» **DATA TO PROCESS**
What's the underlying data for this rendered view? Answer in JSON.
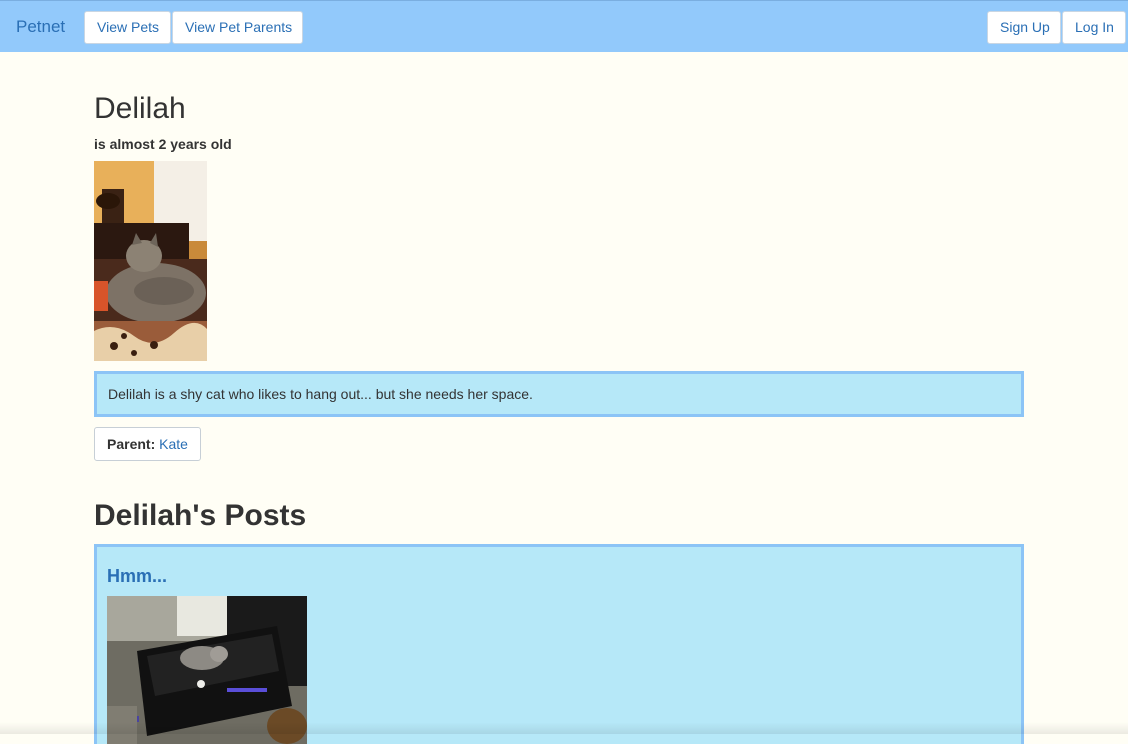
{
  "navbar": {
    "brand": "Petnet",
    "view_pets": "View Pets",
    "view_pet_parents": "View Pet Parents",
    "sign_up": "Sign Up",
    "log_in": "Log In"
  },
  "pet": {
    "name": "Delilah",
    "age_text": "is almost 2 years old",
    "bio": "Delilah is a shy cat who likes to hang out... but she needs her space.",
    "parent_label": "Parent:",
    "parent_name": "Kate"
  },
  "posts": {
    "heading": "Delilah's Posts",
    "items": [
      {
        "title": "Hmm..."
      }
    ]
  },
  "colors": {
    "navbar_bg": "#92c9fb",
    "page_bg": "#fffef5",
    "link": "#2a6fb5",
    "box_bg": "#b6e8f8",
    "box_border": "#8cc4f6"
  }
}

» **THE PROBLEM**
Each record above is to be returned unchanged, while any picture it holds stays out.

» **EXERCISE RESULT**
What's the underlying data for this rendered view? Answer in JSON.
{
  "navbar": {
    "brand": "Petnet",
    "view_pets": "View Pets",
    "view_pet_parents": "View Pet Parents",
    "sign_up": "Sign Up",
    "log_in": "Log In"
  },
  "pet": {
    "name": "Delilah",
    "age_text": "is almost 2 years old",
    "bio": "Delilah is a shy cat who likes to hang out... but she needs her space.",
    "parent_label": "Parent:",
    "parent_name": "Kate"
  },
  "posts": {
    "heading": "Delilah's Posts",
    "items": [
      {
        "title": "Hmm..."
      }
    ]
  },
  "colors": {
    "navbar_bg": "#92c9fb",
    "page_bg": "#fffef5",
    "link": "#2a6fb5",
    "box_bg": "#b6e8f8",
    "box_border": "#8cc4f6"
  }
}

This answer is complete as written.